Young Black Female Chess Players Thrive

Magazine article The Crisis

Young Black Female Chess Players Thrive

Article excerpt

Like most 12 year olds, Darrian Robinson enjoys television and video games. But unlike most of her peers, she also loves chess. In fact, it's far more than a game to her.

After winning more than 50 trophies in tournaments across the country, Darrian was the only African American to represent the United States at the 2006 World Youth Chess Championships in the Republic of Georgia. She's ranked fifth nationwide among girls aged 13 and under, according to the U.S. Chess Federation. Her ultimate goal is to capture the game's most lucrative prize by her 17th birthday: "I want to be a grandmaster."

Darrian joins a burgeoning wave of young African American players, including Kayin Barclay and James Canty III, in Chicago and Detroit respectively, whose presence might broaden the appeal of chess, which has long been considered a pastime for upper-income White males.

"We do have several talented players rising," says Daaim Shabazz, an associate professor of business at Florida A&M University who publishes the online journal, The Chess Drum. "But in the African American community, our best players are aging or inactive. Many of them are not able to support themselves full-time in chess."

Historically, African American advances in chess have been few and far between. It's been 20 years since Baraka Shabazz became the first Black woman to play in the U.S. Women's Chess Championships. In 1999, Maurice Ashley became the first African American crowned International Grandmaster. Since then, no other Black player has earned the title. …

Search by... Author
Show... All Results Primary Sources Peer-reviewed

Oops!

An unknown error has occurred.
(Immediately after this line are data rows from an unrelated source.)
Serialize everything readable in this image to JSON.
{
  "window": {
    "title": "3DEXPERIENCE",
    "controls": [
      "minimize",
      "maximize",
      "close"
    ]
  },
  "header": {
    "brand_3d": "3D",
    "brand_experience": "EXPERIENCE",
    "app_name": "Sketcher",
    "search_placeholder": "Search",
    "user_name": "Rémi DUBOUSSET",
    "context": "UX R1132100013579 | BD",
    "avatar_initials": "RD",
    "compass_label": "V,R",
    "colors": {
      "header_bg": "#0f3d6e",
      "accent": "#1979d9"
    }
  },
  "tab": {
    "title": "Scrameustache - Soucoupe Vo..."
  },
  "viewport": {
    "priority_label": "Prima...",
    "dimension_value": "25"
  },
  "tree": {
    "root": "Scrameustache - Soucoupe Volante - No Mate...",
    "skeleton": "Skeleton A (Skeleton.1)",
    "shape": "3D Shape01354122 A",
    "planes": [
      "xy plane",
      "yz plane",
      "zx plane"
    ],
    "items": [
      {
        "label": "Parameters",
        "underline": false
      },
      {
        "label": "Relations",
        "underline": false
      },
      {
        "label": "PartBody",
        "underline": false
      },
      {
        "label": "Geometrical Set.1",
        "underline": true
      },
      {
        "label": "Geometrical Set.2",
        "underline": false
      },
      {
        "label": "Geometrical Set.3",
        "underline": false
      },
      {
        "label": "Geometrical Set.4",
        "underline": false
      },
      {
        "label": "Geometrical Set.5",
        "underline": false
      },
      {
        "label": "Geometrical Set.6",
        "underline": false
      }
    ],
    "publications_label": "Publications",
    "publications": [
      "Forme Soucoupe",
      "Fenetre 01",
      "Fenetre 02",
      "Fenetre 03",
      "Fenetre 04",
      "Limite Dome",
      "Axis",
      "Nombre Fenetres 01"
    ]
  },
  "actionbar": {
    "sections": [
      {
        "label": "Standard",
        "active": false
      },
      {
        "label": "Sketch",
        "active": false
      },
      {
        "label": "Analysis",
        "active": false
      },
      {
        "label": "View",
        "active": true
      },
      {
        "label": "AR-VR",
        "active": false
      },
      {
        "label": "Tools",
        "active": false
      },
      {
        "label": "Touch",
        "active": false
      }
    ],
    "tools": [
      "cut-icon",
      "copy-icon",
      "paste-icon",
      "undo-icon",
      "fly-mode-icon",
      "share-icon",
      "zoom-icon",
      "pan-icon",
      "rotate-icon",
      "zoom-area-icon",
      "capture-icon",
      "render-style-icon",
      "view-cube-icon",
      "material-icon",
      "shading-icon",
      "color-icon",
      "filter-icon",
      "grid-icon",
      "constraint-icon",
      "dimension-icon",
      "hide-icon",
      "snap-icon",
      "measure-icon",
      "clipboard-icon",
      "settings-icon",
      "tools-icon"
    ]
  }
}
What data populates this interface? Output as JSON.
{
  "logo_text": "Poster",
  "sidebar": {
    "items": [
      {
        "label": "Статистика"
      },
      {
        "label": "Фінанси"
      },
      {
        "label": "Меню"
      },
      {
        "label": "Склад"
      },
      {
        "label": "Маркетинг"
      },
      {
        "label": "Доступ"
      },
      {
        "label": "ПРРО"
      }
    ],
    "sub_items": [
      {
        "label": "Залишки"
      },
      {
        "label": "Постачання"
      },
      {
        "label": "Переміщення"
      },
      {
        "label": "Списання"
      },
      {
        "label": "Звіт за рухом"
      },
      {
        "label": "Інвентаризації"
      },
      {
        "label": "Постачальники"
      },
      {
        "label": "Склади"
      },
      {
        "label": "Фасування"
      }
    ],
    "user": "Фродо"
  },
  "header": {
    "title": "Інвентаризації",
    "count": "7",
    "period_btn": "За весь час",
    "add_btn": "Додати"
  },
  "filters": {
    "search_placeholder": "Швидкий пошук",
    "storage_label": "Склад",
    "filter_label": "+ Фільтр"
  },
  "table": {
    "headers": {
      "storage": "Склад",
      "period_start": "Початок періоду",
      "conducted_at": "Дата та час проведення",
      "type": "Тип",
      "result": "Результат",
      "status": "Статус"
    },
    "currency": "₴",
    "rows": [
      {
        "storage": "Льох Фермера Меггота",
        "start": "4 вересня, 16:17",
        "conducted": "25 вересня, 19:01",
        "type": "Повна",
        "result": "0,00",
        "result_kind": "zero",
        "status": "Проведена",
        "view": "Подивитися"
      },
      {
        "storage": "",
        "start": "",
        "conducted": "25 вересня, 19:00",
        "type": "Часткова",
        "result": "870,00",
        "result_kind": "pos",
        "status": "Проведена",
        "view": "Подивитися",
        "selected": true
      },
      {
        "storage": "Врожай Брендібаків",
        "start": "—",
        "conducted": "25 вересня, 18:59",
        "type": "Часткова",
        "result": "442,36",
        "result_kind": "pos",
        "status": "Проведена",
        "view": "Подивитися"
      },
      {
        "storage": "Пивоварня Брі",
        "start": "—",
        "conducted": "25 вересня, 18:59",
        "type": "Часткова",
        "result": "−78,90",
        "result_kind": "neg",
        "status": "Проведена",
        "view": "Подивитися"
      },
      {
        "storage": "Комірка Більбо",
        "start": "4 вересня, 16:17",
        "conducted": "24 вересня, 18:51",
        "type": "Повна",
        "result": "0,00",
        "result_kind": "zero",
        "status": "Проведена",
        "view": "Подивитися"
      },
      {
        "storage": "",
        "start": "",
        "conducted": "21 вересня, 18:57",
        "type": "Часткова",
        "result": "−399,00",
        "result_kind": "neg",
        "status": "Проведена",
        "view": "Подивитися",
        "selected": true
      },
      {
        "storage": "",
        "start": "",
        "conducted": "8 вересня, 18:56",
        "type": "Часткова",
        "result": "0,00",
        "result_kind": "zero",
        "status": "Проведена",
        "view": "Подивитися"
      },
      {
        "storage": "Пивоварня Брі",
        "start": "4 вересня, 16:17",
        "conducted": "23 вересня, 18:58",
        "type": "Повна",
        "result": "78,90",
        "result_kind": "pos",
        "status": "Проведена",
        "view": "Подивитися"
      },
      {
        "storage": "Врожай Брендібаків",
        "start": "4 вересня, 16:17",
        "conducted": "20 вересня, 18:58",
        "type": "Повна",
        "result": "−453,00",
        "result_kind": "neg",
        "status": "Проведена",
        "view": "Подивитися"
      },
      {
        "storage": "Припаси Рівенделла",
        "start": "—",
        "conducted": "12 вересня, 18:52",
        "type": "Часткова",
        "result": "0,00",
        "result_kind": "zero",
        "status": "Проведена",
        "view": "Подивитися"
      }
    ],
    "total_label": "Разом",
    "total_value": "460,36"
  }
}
Please click the button below to reload the page. If the problem persists, please try again in a little while.